By now we are all aware of the two premier quarterbacks in the Big 12: Oklahoma's Sam Bradford and Texas' Colt McCoy.
These two, along with Florida's Tim Tebow, are the front runners in the race for this year's Heisman Trophy, and for good reason. Their accomplishments are up there with some of the greatest quarterbacks ever to play the college game.
However, lost in the titanic hype surrounding Bradford and McCoy is a young quarterback who last season singlehandedly raised the spirits of a program in need of a serious emotional boost.
The Baylor Bears haven't exactly been atop the Big 12 standings year in and year out. In fact, the Bears have finished no higher than fifth in the Big 12 South since the conference's inception in 1996.
A measly 13-43 conference record is all the Bears have to show for 13 years of membership in the Big 12. Moreover, they haven't made the postseason since 1994, when they played in the Alamo Bowl.
To say the 2008 season was a success would be ludicrous considering the Bears finished below .500 yet again at 4-8 (2-6).
But there was something different about the 2008 Baylor squad.
The 2008 version of the Bears didn't lie down and get blown out week after week by physically superior opponents. In fact, the 2008 Baylor Bears convinced a lot of people that they were finally catching up athletically with some of the bigger-name programs in the conference.
The perception of this program changed dramatically—and it had a lot to do with electrifying freshman Robert Griffin.
When Art Briles brought his prized recruit along with him when he left U of H, very few in Bear nation were aware that this kid possessed that "it" factor that surfaces once or twice every decade.
Sure, Griffin was known for his elite speed on the high school track, but no one was quite sure what they were getting in terms of a quarterback.
When the freshman quarterback entered late in the game against Wake Forest in the season opener, the Baylor coaching staff was trying to run the clock and end what was already a very ugly rout.
However, fans got a glimpse of greatness, even if it was for just a few drives at the end of an already decided game.
Griffin went 11-for-19 for 125 yards and rushed for another 29 yards and a touchdown.

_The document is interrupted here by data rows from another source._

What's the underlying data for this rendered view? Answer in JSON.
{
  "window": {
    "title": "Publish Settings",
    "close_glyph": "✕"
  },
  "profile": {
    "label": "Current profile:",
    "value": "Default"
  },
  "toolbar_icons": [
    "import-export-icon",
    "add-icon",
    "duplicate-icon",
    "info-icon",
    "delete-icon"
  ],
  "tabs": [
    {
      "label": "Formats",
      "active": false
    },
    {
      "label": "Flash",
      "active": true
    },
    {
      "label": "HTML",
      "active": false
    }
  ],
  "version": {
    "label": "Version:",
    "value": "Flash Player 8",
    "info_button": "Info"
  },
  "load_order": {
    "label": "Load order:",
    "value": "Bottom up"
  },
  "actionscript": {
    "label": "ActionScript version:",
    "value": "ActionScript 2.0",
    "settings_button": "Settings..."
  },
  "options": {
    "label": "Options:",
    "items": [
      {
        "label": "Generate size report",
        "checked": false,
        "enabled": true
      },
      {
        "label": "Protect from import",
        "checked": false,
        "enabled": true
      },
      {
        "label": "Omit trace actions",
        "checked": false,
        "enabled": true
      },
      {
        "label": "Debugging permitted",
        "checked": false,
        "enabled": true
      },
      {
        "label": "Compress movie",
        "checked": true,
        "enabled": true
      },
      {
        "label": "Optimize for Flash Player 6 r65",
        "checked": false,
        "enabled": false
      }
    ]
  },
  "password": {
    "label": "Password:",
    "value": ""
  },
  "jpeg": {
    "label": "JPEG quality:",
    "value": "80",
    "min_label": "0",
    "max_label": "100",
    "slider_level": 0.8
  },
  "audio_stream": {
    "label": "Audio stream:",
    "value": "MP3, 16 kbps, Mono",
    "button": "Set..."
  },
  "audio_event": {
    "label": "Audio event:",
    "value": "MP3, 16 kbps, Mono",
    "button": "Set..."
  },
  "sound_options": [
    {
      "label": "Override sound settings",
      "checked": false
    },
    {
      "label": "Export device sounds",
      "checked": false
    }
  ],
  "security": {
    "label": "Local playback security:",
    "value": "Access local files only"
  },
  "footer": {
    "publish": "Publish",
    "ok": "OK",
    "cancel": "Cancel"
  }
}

These might seem like pedestrian numbers, but keep in mind this was with less than a half of work.
The coaching staff handed Griffin the starting reins, and two weeks later, he set a quarterback rushing record at Baylor with 217 yards and two touchdowns on the ground in a 45-17 trouncing of Washington State.
It was the kind of performance that made many say, "Hey, this kid kinda reminds me of a younger Vince Young."
Let's not look too far in to that comparison just yet, but there is no doubt that Griffin's talents have made him a force to be reckoned with in the Big 12.
Despite a subpar supporting cast, Griffin was able to rush for 102 yards against Oklahoma, 101 yards against Texas, 121 yards against Nebraska, and 56 yards in a near-upset of Texas Tech.
Griffin finished the year with 13 touchdowns on the ground, tied for a Baylor single-season record.
Griffin's talents went well beyond running the ball, as he threw for 2,091 yards and 13 touchdowns against just four interceptions, completing 56 percent of his passes.
He set the NCAA freshman record for consecutive passes thrown without an interception at 219.
He has rare athletic talents and is already a very polished passer for his age.
The question is whether the 2009 season will be his breakout year, as if 2008 wasn't stellar enough.
Griffin dropped track this past spring and has fully committed to football, a move that will only help him in furthering his development as a quarterback.
He has often expressed his desire to get Baylor back on the map of college football, or at least create a little blip on the radar.
The way Griffin performed his freshman year, I wouldn't be surprised if he made good on his promise to lift Baylor to new heights this coming season.
Obviously, a bowl bid is the first and foremost priority for this program. But what about for Griffin? Some have got to wonder whether his mind is on another prize.
Anyone with his talent should be considered for accolades, but what about the coveted Heisman? Does Robert Griffin, the quarterback of Baylor University, deserve mention in the Heisman conversation?
Circle Oct. 24 and Nov. 14 on your calendars. Baylor gets Oklahoma State and Texas at home and will be at least 14-point underdogs going into both contests.
Am I saying Baylor will win these games?
Am I saying Baylor could potentially win these games?
However, should Griffin somehow miraculously lead Baylor over one or both of these opponents, the Heisman race could take a huge turn in his favor.
While I believe Baylor is being given too many premature votes of confidence, it's not out of the question that Robert Griffin gets this team into a bowl game and makes the Heisman hunt more than a three-horse race.